Website and app data records:
* * * * * * * * *

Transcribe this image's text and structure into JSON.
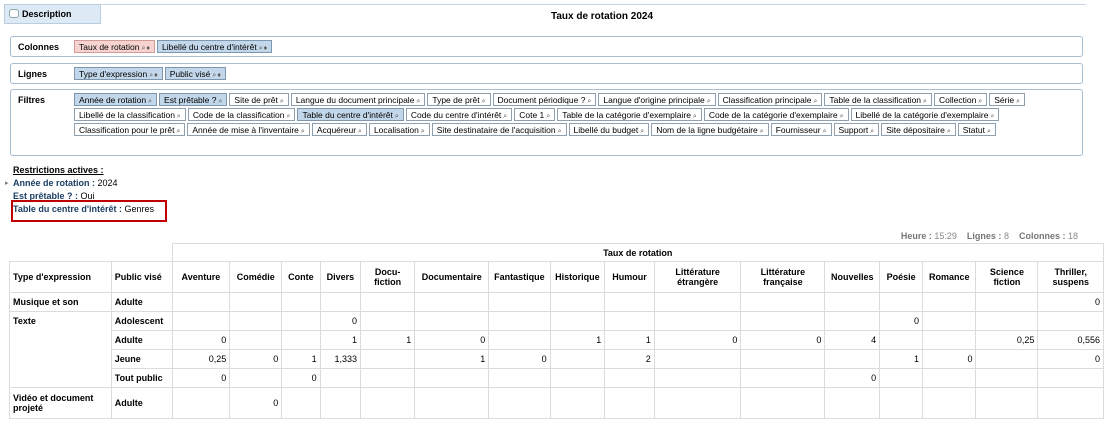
{
  "tab": {
    "label": "Description"
  },
  "title": "Taux de rotation 2024",
  "columns_box": {
    "label": "Colonnes",
    "chips": [
      {
        "label": "Taux de rotation",
        "style": "red"
      },
      {
        "label": "Libellé du centre d'intérêt",
        "style": "sel"
      }
    ]
  },
  "rows_box": {
    "label": "Lignes",
    "chips": [
      {
        "label": "Type d'expression",
        "style": "sel"
      },
      {
        "label": "Public visé",
        "style": "sel"
      }
    ]
  },
  "filters_box": {
    "label": "Filtres",
    "chips": [
      {
        "label": "Année de rotation",
        "style": "sel"
      },
      {
        "label": "Est prêtable ?",
        "style": "sel"
      },
      {
        "label": "Site de prêt",
        "style": ""
      },
      {
        "label": "Langue du document principale",
        "style": ""
      },
      {
        "label": "Type de prêt",
        "style": ""
      },
      {
        "label": "Document périodique ?",
        "style": ""
      },
      {
        "label": "Langue d'origine principale",
        "style": ""
      },
      {
        "label": "Classification principale",
        "style": ""
      },
      {
        "label": "Table de la classification",
        "style": ""
      },
      {
        "label": "Collection",
        "style": ""
      },
      {
        "label": "Série",
        "style": ""
      },
      {
        "label": "Libellé de la classification",
        "style": ""
      },
      {
        "label": "Code de la classification",
        "style": ""
      },
      {
        "label": "Table du centre d'intérêt",
        "style": "sel"
      },
      {
        "label": "Code du centre d'intérêt",
        "style": ""
      },
      {
        "label": "Cote 1",
        "style": ""
      },
      {
        "label": "Table de la catégorie d'exemplaire",
        "style": ""
      },
      {
        "label": "Code de la catégorie d'exemplaire",
        "style": ""
      },
      {
        "label": "Libellé de la catégorie d'exemplaire",
        "style": ""
      },
      {
        "label": "Classification pour le prêt",
        "style": ""
      },
      {
        "label": "Année de mise à l'inventaire",
        "style": ""
      },
      {
        "label": "Acquéreur",
        "style": ""
      },
      {
        "label": "Localisation",
        "style": ""
      },
      {
        "label": "Site destinataire de l'acquisition",
        "style": ""
      },
      {
        "label": "Libellé du budget",
        "style": ""
      },
      {
        "label": "Nom de la ligne budgétaire",
        "style": ""
      },
      {
        "label": "Fournisseur",
        "style": ""
      },
      {
        "label": "Support",
        "style": ""
      },
      {
        "label": "Site dépositaire",
        "style": ""
      },
      {
        "label": "Statut",
        "style": ""
      }
    ]
  },
  "restrictions": {
    "heading": "Restrictions actives :",
    "items": [
      {
        "key": "Année de rotation :",
        "value": "2024"
      },
      {
        "key": "Est prêtable ? :",
        "value": "Oui"
      },
      {
        "key": "Table du centre d'intérêt :",
        "value": "Genres"
      }
    ]
  },
  "meta": {
    "heure_label": "Heure :",
    "heure": "15:29",
    "lignes_label": "Lignes :",
    "lignes": "8",
    "colonnes_label": "Colonnes :",
    "colonnes": "18"
  },
  "table": {
    "group_header": "Taux de rotation",
    "row_headers": [
      "Type d'expression",
      "Public visé"
    ],
    "columns": [
      "Aventure",
      "Comédie",
      "Conte",
      "Divers",
      "Docu-fiction",
      "Documentaire",
      "Fantastique",
      "Historique",
      "Humour",
      "Littérature étrangère",
      "Littérature française",
      "Nouvelles",
      "Poésie",
      "Romance",
      "Science fiction",
      "Thriller, suspens"
    ],
    "rows": [
      {
        "type": "Musique et son",
        "public": "Adulte",
        "values": [
          "",
          "",
          "",
          "",
          "",
          "",
          "",
          "",
          "",
          "",
          "",
          "",
          "",
          "",
          "",
          "0"
        ]
      },
      {
        "type": "Texte",
        "public": "Adolescent",
        "values": [
          "",
          "",
          "",
          "0",
          "",
          "",
          "",
          "",
          "",
          "",
          "",
          "",
          "0",
          "",
          "",
          ""
        ]
      },
      {
        "type": "",
        "public": "Adulte",
        "values": [
          "0",
          "",
          "",
          "1",
          "1",
          "0",
          "",
          "1",
          "1",
          "0",
          "0",
          "4",
          "",
          "",
          "0,25",
          "0,556"
        ]
      },
      {
        "type": "",
        "public": "Jeune",
        "values": [
          "0,25",
          "0",
          "1",
          "1,333",
          "",
          "1",
          "0",
          "",
          "2",
          "",
          "",
          "",
          "1",
          "0",
          "",
          "0"
        ]
      },
      {
        "type": "",
        "public": "Tout public",
        "values": [
          "0",
          "",
          "0",
          "",
          "",
          "",
          "",
          "",
          "",
          "",
          "",
          "0",
          "",
          "",
          "",
          ""
        ]
      },
      {
        "type": "Vidéo et document projeté",
        "public": "Adulte",
        "values": [
          "",
          "0",
          "",
          "",
          "",
          "",
          "",
          "",
          "",
          "",
          "",
          "",
          "",
          "",
          "",
          ""
        ]
      }
    ]
  }
}
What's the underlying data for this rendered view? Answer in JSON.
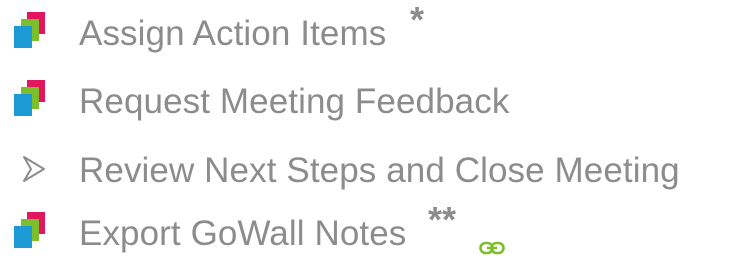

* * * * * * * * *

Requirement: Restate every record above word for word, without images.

Solution:
Transcribe this image's text and structure into JSON.
{
  "tab": {
    "label": "Description"
  },
  "title": "Taux de rotation 2024",
  "columns_box": {
    "label": "Colonnes",
    "chips": [
      {
        "label": "Taux de rotation",
        "style": "red"
      },
      {
        "label": "Libellé du centre d'intérêt",
        "style": "sel"
      }
    ]
  },
  "rows_box": {
    "label": "Lignes",
    "chips": [
      {
        "label": "Type d'expression",
        "style": "sel"
      },
      {
        "label": "Public visé",
        "style": "sel"
      }
    ]
  },
  "filters_box": {
    "label": "Filtres",
    "chips": [
      {
        "label": "Année de rotation",
        "style": "sel"
      },
      {
        "label": "Est prêtable ?",
        "style": "sel"
      },
      {
        "label": "Site de prêt",
        "style": ""
      },
      {
        "label": "Langue du document principale",
        "style": ""
      },
      {
        "label": "Type de prêt",
        "style": ""
      },
      {
        "label": "Document périodique ?",
        "style": ""
      },
      {
        "label": "Langue d'origine principale",
        "style": ""
      },
      {
        "label": "Classification principale",
        "style": ""
      },
      {
        "label": "Table de la classification",
        "style": ""
      },
      {
        "label": "Collection",
        "style": ""
      },
      {
        "label": "Série",
        "style": ""
      },
      {
        "label": "Libellé de la classification",
        "style": ""
      },
      {
        "label": "Code de la classification",
        "style": ""
      },
      {
        "label": "Table du centre d'intérêt",
        "style": "sel"
      },
      {
        "label": "Code du centre d'intérêt",
        "style": ""
      },
      {
        "label": "Cote 1",
        "style": ""
      },
      {
        "label": "Table de la catégorie d'exemplaire",
        "style": ""
      },
      {
        "label": "Code de la catégorie d'exemplaire",
        "style": ""
      },
      {
        "label": "Libellé de la catégorie d'exemplaire",
        "style": ""
      },
      {
        "label": "Classification pour le prêt",
        "style": ""
      },
      {
        "label": "Année de mise à l'inventaire",
        "style": ""
      },
      {
        "label": "Acquéreur",
        "style": ""
      },
      {
        "label": "Localisation",
        "style": ""
      },
      {
        "label": "Site destinataire de l'acquisition",
        "style": ""
      },
      {
        "label": "Libellé du budget",
        "style": ""
      },
      {
        "label": "Nom de la ligne budgétaire",
        "style": ""
      },
      {
        "label": "Fournisseur",
        "style": ""
      },
      {
        "label": "Support",
        "style": ""
      },
      {
        "label": "Site dépositaire",
        "style": ""
      },
      {
        "label": "Statut",
        "style": ""
      }
    ]
  },
  "restrictions": {
    "heading": "Restrictions actives :",
    "items": [
      {
        "key": "Année de rotation :",
        "value": "2024"
      },
      {
        "key": "Est prêtable ? :",
        "value": "Oui"
      },
      {
        "key": "Table du centre d'intérêt :",
        "value": "Genres"
      }
    ]
  },
  "meta": {
    "heure_label": "Heure :",
    "heure": "15:29",
    "lignes_label": "Lignes :",
    "lignes": "8",
    "colonnes_label": "Colonnes :",
    "colonnes": "18"
  },
  "table": {
    "group_header": "Taux de rotation",
    "row_headers": [
      "Type d'expression",
      "Public visé"
    ],
    "columns": [
      "Aventure",
      "Comédie",
      "Conte",
      "Divers",
      "Docu-fiction",
      "Documentaire",
      "Fantastique",
      "Historique",
      "Humour",
      "Littérature étrangère",
      "Littérature française",
      "Nouvelles",
      "Poésie",
      "Romance",
      "Science fiction",
      "Thriller, suspens"
    ],
    "rows": [
      {
        "type": "Musique et son",
        "public": "Adulte",
        "values": [
          "",
          "",
          "",
          "",
          "",
          "",
          "",
          "",
          "",
          "",
          "",
          "",
          "",
          "",
          "",
          "0"
        ]
      },
      {
        "type": "Texte",
        "public": "Adolescent",
        "values": [
          "",
          "",
          "",
          "0",
          "",
          "",
          "",
          "",
          "",
          "",
          "",
          "",
          "0",
          "",
          "",
          ""
        ]
      },
      {
        "type": "",
        "public": "Adulte",
        "values": [
          "0",
          "",
          "",
          "1",
          "1",
          "0",
          "",
          "1",
          "1",
          "0",
          "0",
          "4",
          "",
          "",
          "0,25",
          "0,556"
        ]
      },
      {
        "type": "",
        "public": "Jeune",
        "values": [
          "0,25",
          "0",
          "1",
          "1,333",
          "",
          "1",
          "0",
          "",
          "2",
          "",
          "",
          "",
          "1",
          "0",
          "",
          "0"
        ]
      },
      {
        "type": "",
        "public": "Tout public",
        "values": [
          "0",
          "",
          "0",
          "",
          "",
          "",
          "",
          "",
          "",
          "",
          "",
          "0",
          "",
          "",
          "",
          ""
        ]
      },
      {
        "type": "Vidéo et document projeté",
        "public": "Adulte",
        "values": [
          "",
          "0",
          "",
          "",
          "",
          "",
          "",
          "",
          "",
          "",
          "",
          "",
          "",
          "",
          "",
          ""
        ]
      }
    ]
  }
}
What's the underlying data for this rendered view? Answer in JSON.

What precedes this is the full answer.